Like it or not, the traditional grape varieties that built Australia’s reputation as a great place to make wine are not necessarily the best contenders with the current climate change forecast. The Chalmers family have been leading the way in future-proofing the industry with their devotion to Australian-grown Italian varieties. They also supply vines to growers across the country looking for more sustainable varieties to plant in this wide brown land.
In 2017 it was time to march bravely into new ground. A block was selected on the family property at Merbein in the Murray Darling. It was established organically to ensure soil health. Unlike many vineyards in the area, a region known for volume production with sophisticated and widespread irrigation, just a small amount of water (less than the minimum typically required for grape production) is delivered by an overhead sprinkler.
Two varieties were selected for their thick skins and drought tolerance, qualities that offer resilience in a dry climate; inzolia, a white grape from Sicily, and negroamaro, a black grape from Puglia. Rather than trellising, the vines were allowed to grow naturally as “bush vines”, well spaced to avoid competition for water and provide natural shade for the berries. The results speak for themselves…
Chalmers Bush Vine Inzolia 2021 – 94 points
Initially the wine is restrained and very mineral – sea shells washed up on the beach, a waft of waxy Meyer lemon, a whisper of rockmelon, a nostalgic hint of pink musk sticks in white paper bags from the corner store. But then POW! On the palate it is tropical sherbet – tingling your tastebuds. The texture is incredible, a hint of grip that makes your mouth water but silky and rich in the same moment. Wrapping your head around a new variety is so exciting. For me, this dances between the boldness of ripe chardonnay, the zingy acidity of riesling and the spice and perfume of viognier. Drink big glasses, not too cold, with a crispy skinned, spicy porchetta. Drink now to 2025.
Chalmers Bush Vine Negroamaro 2020 – 92 points

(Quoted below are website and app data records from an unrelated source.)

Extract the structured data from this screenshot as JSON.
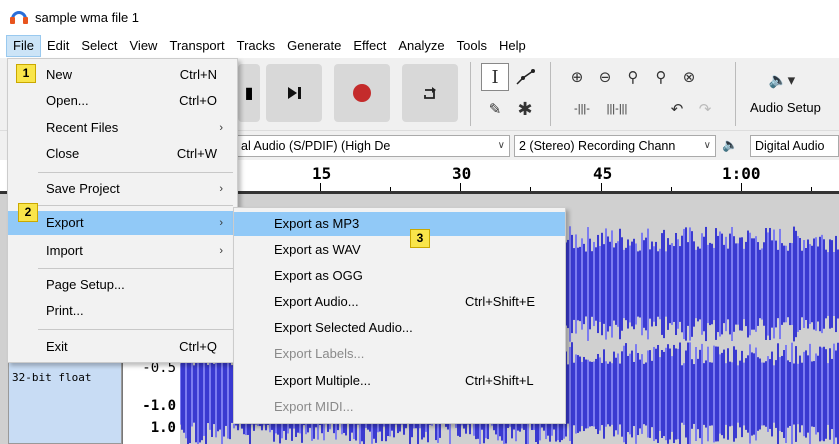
{
  "window": {
    "title": "sample wma file 1"
  },
  "menubar": [
    "File",
    "Edit",
    "Select",
    "View",
    "Transport",
    "Tracks",
    "Generate",
    "Effect",
    "Analyze",
    "Tools",
    "Help"
  ],
  "toolbar": {
    "audio_setup_label": "Audio Setup"
  },
  "devices": {
    "playback": "al Audio (S/PDIF) (High De",
    "channels": "2 (Stereo) Recording Chann",
    "recording": "Digital Audio"
  },
  "ruler": {
    "labels": [
      "15",
      "30",
      "45",
      "1:00"
    ]
  },
  "track": {
    "info_line1": "32-bit float",
    "scale": [
      "-0.5",
      "-1.0",
      "1.0"
    ]
  },
  "file_menu": {
    "items": [
      {
        "label": "New",
        "shortcut": "Ctrl+N"
      },
      {
        "label": "Open...",
        "shortcut": "Ctrl+O"
      },
      {
        "label": "Recent Files",
        "shortcut": ""
      },
      {
        "label": "Close",
        "shortcut": "Ctrl+W"
      },
      {
        "label": "Save Project",
        "shortcut": ""
      },
      {
        "label": "Export",
        "shortcut": ""
      },
      {
        "label": "Import",
        "shortcut": ""
      },
      {
        "label": "Page Setup...",
        "shortcut": ""
      },
      {
        "label": "Print...",
        "shortcut": ""
      },
      {
        "label": "Exit",
        "shortcut": "Ctrl+Q"
      }
    ]
  },
  "export_menu": {
    "items": [
      {
        "label": "Export as MP3",
        "shortcut": ""
      },
      {
        "label": "Export as WAV",
        "shortcut": ""
      },
      {
        "label": "Export as OGG",
        "shortcut": ""
      },
      {
        "label": "Export Audio...",
        "shortcut": "Ctrl+Shift+E"
      },
      {
        "label": "Export Selected Audio...",
        "shortcut": ""
      },
      {
        "label": "Export Labels...",
        "shortcut": ""
      },
      {
        "label": "Export Multiple...",
        "shortcut": "Ctrl+Shift+L"
      },
      {
        "label": "Export MIDI...",
        "shortcut": ""
      }
    ]
  },
  "badges": [
    "1",
    "2",
    "3"
  ],
  "colors": {
    "highlight": "#91c9f7",
    "waveform": "#4b4bd8",
    "badge": "#f9e54a",
    "record": "#c42b2b"
  },
  "icons": [
    "audacity-logo-icon",
    "skip-end-icon",
    "record-icon",
    "loop-icon",
    "selection-tool-icon",
    "envelope-tool-icon",
    "draw-tool-icon",
    "multi-tool-icon",
    "zoom-in-icon",
    "zoom-out-icon",
    "fit-selection-icon",
    "fit-project-icon",
    "zoom-toggle-icon",
    "trim-icon",
    "silence-icon",
    "undo-icon",
    "redo-icon",
    "speaker-icon"
  ]
}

The aromas remind me of my grandfather – soft-eating licorice hidden from his wife in the back of the wardrobe (he wasn’t supposed to eat sweets), sarsaparilla and rich freshly tilled earth. A hint of fragrant leaf tobacco wrapped in an age-softened leather pouch. On first sip it tastes almost sweet but finishes dry. It’s the mind-tricking flavours of super ripe blood plums, juice gushing down your chin as you take that first bite. With time in the glass more savoury characters come to the fore – dried oregano and crushed slate rocks. A refreshing acidity balances the richness. Pair with something suitably bold, perhaps an oxtail and eggplant ragu with sauce-catching homemade orecchiette. Drink now to 2025.